Sticky rice, spring rolls and curries are key components of the delectable cuisine of Laos, and it’s very possible, if not easy to learn how to make these dishes during a short cooking class in Luang Prabang! Instructors are able to cater for many dietary requirements, and classes are a cheap & fun way to learn about this important part of Lao culture.
Where To Stay in Luang Prabang
While there are plenty of options for hotels & guesthouses in Luang Prabang you won’t find many chains! It’s refreshing to see so many independent accommodations in what has become a backpacker paradise. Below are a couple of our top recommendations in the area.
Le Bel Air Resort
The Bel Air Resort Luang Prabang with it’s french colonial architecture, gorgeous grounds, awesome pool and great service is an excellent choice for accomodations in Luang Prabang. Slightly outside the city centre but well located on the Nam Khan River the Bel Air Resort feels like a refuge away from the hustle and bustle. With cheap fares or a short walk to get downtown or to the Mekong River you’re still plenty close to the action!
Victoria XiengThong Palace
Propped right next to the famous Wat Xiengthong Temple in central Luang Prabang, the luxurious Victoria XiengThong Palace enjoys epic views of the Mekong River. An on-site spa and an amazing pool compliment the grandeur of the grounds and former temple that you’ll be staying in. Located in one of travellers’ favorite areas of Luang Prabang, this hotel is only a short jaunt—especially with the hotels supplied bicycles— from all of the best attractions in the city!
The Take Away
As you may have guessed by now, there are many amazing things to do in Luang Prabang.

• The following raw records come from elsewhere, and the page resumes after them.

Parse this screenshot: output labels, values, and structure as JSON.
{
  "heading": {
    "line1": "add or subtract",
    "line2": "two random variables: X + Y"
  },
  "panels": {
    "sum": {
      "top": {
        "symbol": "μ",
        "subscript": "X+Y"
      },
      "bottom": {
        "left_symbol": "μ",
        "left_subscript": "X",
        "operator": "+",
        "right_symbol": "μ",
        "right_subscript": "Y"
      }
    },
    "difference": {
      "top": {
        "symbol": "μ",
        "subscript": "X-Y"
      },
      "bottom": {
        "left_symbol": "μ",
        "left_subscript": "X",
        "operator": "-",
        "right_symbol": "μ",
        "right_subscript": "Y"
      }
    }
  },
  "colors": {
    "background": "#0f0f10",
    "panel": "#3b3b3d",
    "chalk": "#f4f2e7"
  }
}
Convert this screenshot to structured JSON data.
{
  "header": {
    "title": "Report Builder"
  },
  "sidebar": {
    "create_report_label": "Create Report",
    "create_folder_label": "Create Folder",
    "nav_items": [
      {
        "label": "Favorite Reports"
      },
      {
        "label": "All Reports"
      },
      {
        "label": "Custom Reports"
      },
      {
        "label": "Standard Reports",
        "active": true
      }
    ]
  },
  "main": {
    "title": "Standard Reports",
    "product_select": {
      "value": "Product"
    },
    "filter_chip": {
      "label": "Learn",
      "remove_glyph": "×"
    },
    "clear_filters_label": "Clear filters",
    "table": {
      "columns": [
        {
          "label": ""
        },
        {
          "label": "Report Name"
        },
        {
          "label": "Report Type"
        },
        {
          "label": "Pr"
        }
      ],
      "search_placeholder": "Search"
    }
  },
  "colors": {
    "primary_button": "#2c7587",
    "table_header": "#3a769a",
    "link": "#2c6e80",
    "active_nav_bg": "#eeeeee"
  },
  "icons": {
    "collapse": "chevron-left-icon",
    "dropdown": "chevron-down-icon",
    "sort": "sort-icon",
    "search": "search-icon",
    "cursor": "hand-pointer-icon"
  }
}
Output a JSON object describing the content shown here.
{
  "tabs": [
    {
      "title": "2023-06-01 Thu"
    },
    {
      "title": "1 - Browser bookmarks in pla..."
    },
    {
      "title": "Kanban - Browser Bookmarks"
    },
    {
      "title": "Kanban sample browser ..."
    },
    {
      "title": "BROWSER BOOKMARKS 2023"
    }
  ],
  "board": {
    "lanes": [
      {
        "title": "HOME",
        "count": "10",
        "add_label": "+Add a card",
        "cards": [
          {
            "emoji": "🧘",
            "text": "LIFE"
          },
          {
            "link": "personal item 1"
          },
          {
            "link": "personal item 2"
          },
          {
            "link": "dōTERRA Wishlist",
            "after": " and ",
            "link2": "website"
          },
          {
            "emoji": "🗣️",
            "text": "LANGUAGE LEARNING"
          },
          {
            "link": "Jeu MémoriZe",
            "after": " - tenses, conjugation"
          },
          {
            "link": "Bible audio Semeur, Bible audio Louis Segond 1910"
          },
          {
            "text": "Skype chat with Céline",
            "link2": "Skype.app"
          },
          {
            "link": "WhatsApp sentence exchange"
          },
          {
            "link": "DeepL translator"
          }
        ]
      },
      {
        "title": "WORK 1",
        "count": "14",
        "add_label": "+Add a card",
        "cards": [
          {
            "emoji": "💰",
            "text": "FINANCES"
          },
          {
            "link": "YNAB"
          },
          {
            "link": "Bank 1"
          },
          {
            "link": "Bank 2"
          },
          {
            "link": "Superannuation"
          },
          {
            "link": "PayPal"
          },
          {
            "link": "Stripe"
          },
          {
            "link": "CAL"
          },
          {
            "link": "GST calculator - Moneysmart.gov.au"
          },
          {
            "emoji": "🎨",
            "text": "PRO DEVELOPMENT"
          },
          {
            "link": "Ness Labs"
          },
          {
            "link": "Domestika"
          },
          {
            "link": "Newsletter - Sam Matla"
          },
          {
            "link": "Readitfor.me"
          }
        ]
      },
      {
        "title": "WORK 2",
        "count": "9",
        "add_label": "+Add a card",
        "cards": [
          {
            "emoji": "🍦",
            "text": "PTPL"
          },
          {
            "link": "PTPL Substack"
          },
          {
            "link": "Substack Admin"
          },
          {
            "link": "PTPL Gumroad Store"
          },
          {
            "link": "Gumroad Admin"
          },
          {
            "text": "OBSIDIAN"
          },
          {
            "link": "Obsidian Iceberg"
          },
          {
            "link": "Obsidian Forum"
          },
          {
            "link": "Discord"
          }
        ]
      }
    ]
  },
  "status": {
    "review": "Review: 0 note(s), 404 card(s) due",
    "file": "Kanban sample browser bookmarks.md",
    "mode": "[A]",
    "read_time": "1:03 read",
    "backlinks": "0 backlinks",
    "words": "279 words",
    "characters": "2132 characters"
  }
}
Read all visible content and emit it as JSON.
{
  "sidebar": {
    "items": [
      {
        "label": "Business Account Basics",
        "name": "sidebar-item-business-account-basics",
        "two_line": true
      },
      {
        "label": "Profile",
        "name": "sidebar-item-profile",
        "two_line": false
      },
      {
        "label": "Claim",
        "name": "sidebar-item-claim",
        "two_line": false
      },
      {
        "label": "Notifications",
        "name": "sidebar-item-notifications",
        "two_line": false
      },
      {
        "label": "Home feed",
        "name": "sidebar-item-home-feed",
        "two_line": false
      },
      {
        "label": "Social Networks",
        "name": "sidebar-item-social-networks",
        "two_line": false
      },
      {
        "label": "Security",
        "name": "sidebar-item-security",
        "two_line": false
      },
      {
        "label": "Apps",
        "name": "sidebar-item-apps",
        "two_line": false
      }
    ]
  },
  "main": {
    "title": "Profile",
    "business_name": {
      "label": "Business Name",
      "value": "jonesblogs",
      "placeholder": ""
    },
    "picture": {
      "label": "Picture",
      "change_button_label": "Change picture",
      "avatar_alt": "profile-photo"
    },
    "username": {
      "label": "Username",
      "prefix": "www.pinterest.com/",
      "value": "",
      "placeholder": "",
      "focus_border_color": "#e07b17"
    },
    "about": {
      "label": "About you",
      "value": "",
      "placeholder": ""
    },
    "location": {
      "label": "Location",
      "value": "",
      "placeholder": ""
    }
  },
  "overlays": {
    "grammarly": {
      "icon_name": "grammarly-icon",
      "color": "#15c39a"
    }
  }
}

From learning about the country’s strong cultural heritage, to visiting the surrounding spectacular nature, there’s plenty to do in a few days or longer here – so be sure to add this city to your travels throughout Southeast Asia!